    The cast is, unsurprisingly, absolutely excellent; by the end of this film you’ll want the Bullock-Blanchett duo leading every film Hollywood churns out.

    After linking up with her right-hand woman Lou (Cate Blanchett), Debbie unveils a dazzling plot to steal a $150 million Cartier necklace from the Met Gala. With Lou onboard, Debbie assembles the rest of her crack team, thus beginning a parade of some of Hollywood’s most famous and talented actresses.

    The motley crew is made up of a failed fashion designer (Helena Bonham-Carter), a beleaguered jewellery maker (Mindy Kaling), a part-time fence (Sarah Paulson), a whip-smart hacker (Rihanna) and a wily pickpocket (Awkwafina). Oscar winner Anne Hathaway takes the part of Daphne Kluger, the dim but dainty Hollywood actress who will wear the jewels to the ball, while the nefarious nemesis is played by Richard Armitage. The cast is, unsurprisingly, absolutely excellent; by the end of this film you’ll want the Bullock-Blanchett duo leading every film Hollywood churns out.

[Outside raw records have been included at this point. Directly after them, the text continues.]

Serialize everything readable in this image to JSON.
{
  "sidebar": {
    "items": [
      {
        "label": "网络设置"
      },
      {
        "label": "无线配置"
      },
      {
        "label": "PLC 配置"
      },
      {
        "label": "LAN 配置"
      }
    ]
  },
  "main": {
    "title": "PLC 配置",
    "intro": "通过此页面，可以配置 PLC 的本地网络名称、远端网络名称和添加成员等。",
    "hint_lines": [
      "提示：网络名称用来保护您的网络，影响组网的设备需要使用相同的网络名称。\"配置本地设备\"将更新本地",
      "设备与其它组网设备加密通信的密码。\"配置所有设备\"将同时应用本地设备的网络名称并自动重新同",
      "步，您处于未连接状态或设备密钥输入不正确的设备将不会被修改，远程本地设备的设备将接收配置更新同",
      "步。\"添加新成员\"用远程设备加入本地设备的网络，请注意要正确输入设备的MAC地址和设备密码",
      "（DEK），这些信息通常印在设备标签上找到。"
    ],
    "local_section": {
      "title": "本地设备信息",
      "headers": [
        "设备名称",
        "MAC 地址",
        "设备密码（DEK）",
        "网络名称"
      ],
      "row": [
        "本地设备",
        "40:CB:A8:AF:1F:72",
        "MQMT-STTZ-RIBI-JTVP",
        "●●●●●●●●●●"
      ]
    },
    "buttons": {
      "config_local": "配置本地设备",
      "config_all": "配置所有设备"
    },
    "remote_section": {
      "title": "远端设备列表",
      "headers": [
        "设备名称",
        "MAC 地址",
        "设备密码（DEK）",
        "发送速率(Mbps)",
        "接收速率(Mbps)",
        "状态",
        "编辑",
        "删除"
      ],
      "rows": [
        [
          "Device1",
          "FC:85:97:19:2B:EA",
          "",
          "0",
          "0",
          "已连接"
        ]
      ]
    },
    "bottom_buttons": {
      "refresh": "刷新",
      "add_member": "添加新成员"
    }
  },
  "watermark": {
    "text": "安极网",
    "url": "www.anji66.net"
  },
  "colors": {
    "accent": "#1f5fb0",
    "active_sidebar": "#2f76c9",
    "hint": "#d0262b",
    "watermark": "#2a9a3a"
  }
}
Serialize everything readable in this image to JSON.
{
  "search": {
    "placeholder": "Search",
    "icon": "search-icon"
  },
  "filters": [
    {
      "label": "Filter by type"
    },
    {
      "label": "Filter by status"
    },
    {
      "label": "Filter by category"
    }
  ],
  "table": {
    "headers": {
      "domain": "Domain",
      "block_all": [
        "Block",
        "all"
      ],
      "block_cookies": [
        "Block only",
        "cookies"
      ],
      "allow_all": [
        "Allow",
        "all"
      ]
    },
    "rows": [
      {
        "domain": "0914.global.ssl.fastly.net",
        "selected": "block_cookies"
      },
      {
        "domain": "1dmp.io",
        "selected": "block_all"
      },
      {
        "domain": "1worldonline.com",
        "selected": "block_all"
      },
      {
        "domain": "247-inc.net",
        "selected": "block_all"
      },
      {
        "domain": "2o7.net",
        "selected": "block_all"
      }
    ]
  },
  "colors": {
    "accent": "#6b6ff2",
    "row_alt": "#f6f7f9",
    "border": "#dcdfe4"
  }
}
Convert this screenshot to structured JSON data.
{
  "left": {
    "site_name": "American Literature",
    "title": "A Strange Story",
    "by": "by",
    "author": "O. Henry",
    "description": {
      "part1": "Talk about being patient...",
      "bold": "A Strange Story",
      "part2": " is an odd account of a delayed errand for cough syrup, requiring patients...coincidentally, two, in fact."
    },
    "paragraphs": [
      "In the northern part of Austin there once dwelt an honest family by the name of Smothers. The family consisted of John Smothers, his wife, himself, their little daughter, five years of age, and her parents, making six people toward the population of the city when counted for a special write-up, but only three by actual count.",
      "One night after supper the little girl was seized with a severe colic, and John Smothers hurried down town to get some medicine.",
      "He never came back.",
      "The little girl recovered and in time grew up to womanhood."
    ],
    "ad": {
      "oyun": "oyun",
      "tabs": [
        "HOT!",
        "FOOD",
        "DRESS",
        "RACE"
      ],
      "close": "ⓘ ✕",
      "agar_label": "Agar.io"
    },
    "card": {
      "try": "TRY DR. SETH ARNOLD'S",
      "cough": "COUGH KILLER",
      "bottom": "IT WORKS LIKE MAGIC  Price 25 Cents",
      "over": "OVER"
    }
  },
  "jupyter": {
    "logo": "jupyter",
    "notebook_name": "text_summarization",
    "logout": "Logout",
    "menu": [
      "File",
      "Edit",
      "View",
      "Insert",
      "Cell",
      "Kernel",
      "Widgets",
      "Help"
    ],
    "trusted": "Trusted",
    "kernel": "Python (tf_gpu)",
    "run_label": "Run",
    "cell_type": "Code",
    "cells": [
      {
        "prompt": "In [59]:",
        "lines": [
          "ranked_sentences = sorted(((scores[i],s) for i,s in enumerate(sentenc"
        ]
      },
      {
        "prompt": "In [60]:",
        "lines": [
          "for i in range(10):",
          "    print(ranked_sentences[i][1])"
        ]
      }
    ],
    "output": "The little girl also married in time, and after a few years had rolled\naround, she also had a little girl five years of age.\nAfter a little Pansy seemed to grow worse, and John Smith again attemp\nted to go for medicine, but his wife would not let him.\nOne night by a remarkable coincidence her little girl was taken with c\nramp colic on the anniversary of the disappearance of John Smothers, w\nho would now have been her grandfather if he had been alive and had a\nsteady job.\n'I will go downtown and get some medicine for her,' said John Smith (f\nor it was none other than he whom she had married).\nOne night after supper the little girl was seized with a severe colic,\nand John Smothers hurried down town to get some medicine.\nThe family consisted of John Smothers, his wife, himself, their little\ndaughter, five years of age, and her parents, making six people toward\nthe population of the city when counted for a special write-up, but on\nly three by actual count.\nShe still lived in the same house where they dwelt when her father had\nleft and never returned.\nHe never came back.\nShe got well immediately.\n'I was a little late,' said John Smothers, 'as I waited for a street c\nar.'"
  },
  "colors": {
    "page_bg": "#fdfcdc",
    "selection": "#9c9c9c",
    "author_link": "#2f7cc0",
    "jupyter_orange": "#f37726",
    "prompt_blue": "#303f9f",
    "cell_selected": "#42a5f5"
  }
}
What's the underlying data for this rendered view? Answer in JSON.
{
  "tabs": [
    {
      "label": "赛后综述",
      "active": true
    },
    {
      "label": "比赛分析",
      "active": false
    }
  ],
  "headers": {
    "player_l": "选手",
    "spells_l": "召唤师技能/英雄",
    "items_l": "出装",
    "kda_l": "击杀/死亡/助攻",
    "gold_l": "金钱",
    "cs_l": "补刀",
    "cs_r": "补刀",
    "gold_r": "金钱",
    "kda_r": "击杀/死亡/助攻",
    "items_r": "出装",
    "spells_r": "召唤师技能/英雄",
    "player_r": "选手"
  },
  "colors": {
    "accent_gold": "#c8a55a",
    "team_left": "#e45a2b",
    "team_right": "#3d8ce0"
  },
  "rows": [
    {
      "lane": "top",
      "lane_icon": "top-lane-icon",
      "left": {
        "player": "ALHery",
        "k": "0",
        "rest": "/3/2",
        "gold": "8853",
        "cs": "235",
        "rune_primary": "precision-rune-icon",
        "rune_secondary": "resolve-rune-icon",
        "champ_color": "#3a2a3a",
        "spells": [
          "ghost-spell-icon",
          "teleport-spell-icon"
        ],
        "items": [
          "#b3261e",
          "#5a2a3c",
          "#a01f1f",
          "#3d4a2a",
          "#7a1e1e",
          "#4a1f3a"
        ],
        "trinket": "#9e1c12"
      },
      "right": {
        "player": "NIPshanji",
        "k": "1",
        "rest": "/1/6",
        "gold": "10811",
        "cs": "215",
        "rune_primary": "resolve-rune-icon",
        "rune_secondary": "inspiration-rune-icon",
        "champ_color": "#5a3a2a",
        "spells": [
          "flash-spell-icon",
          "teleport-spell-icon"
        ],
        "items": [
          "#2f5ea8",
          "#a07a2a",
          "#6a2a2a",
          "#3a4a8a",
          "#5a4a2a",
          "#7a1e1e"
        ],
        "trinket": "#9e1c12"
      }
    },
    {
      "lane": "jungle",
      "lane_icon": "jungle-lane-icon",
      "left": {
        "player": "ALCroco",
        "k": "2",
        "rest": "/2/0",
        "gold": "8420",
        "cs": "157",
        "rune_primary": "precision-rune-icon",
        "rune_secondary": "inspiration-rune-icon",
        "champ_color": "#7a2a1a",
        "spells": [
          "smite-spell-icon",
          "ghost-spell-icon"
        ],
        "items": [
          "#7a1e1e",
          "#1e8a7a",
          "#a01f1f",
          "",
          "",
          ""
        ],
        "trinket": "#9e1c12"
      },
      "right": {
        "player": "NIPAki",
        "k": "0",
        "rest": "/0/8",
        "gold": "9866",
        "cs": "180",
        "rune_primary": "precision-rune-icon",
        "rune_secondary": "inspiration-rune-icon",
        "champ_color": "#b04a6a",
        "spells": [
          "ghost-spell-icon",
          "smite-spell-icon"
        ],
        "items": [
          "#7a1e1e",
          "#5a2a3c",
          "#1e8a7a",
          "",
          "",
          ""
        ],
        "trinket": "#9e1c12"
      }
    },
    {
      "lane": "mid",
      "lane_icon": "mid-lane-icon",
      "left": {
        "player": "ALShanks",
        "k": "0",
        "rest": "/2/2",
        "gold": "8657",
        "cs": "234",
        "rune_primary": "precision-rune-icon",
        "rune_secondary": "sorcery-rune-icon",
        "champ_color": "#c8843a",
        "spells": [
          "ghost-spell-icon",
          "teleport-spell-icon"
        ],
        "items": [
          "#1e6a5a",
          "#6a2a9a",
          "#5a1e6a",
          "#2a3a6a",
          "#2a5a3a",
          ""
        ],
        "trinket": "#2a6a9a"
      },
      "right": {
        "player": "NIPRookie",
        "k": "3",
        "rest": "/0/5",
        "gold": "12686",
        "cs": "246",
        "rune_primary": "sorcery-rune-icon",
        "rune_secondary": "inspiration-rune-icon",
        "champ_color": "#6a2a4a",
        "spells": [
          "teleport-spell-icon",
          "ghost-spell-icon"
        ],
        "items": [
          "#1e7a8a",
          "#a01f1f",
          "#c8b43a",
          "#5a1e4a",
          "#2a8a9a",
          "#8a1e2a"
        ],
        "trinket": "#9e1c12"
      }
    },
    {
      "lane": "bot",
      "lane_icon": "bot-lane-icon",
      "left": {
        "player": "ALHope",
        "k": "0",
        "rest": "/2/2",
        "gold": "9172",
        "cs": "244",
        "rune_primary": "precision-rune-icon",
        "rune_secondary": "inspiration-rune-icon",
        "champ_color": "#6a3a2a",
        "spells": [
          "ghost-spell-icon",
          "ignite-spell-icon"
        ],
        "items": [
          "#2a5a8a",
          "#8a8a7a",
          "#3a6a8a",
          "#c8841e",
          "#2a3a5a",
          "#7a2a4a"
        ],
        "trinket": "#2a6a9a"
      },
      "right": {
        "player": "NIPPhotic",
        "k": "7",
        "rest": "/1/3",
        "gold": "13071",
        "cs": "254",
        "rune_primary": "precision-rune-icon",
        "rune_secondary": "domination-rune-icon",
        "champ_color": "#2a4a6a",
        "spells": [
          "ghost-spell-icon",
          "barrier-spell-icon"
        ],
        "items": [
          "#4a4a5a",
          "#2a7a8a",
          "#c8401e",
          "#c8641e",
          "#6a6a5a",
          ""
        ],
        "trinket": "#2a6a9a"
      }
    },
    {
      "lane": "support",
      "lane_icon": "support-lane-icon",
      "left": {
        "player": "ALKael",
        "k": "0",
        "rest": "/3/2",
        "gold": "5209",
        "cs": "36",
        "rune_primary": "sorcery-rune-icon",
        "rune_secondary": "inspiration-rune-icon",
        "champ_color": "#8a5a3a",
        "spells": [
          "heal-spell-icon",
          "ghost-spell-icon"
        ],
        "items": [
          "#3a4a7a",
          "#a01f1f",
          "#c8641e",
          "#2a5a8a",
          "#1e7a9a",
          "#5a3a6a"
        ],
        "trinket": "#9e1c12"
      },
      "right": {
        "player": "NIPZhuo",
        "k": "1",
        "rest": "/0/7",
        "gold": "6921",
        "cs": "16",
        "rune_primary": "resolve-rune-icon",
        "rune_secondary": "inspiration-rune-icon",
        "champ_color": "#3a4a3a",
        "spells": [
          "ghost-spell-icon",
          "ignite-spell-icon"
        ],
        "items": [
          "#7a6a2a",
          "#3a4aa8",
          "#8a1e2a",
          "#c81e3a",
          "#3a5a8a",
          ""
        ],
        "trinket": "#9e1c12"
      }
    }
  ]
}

    Hathaway is outstanding, lampooning the airhead-actress stereotype with aplomb (in fact, the real heist might be Hathaway stealing the film from under her famous co-stars’ noses). All the performances are excellent, and there’s something undeniably joyful about seeing a film that’s about female friendship, and women just plain getting the job done. That said, Kaling, Awkwafina and Rihanna are all noticeably underused, and despite lots of superb chemistry and screen-time, there’s even a sense that Blanchett could have done a bit more.

    For the most part, this is a brilliantly enjoyable caper, with the superstar cast on fine form, plenty of entertaining theft-related sequences and a handful of recognisable cameos thrown in. The problem for Ocean’s 8 comes really in the final third, when the script seems to begin to run out of steam a little. That said, there can be no doubt this is an enjoyable, slick and thoroughly professional job, both on and off-screen.

    While no one is ever going to call the twists and turns of Ocean’s Eleven high-theatre, some may criticise the lack of setbacks - a slyly revealing flashback (bonus points for a slow-motion sleight of hand shot), a crucial plot being thwarted or a nail-biting mistake – others will be overjoyed by simply viewing a film where a group of women work together to complete a task without being pestered.

    Some may argue that so much star-power leads to a slightly disparate performance that’s markedly less chummy than the Soderbergh films. Others will recognise this is a standalone film and relish that each woman is a character in her own right and given a more well-rounded character than being just ‘one of the guys’ (although there can be little debate that some characters are much more developed than others, and some of the supporting stars deserve more screen time… Ocean’s 9, anyone?)

    It’s a really entertaining blockbuster just perfect for summer.

    Gary Ross’ direction is clinical and slick, the script has some stylish one-liners, and the film has all the right bits in all the right places; if people (rightly) view this as its own film rather than reaching to compare every element with the Soderbergh series, they will find an enjoyable film that’s… fun. It’s a really entertaining blockbuster just perfect for summer.

    It probably won’t be something that sticks with you for a long time after watching… which would be good, if it were a real-life heist. It deserves more than being cast as the quirky ‘gender-flip’ relative of the Ocean’s Trilogy, and it’s a fun watch that will hopefully set a precedent for more diverse casts in Hollywood. Come for the glitz and glamour of the heist, stay for Anne Hathaway’s scene-stealing performance – a gem worth robbing the Met Gala for.

    The Rundown

    OUT OF

    Our Review Ethos

    Read about our review ethos and the meaning of our review badges.

    To comment on what you've read here, click the Discussion tab and post a reply.

    Write your Ocean's 8 Movie review.

  1. This site uses cookies to help personalise content, tailor your experience and to keep you logged in if you register.
    By continuing to use this site, you are consenting to our use of cookies.
    Dismiss Notice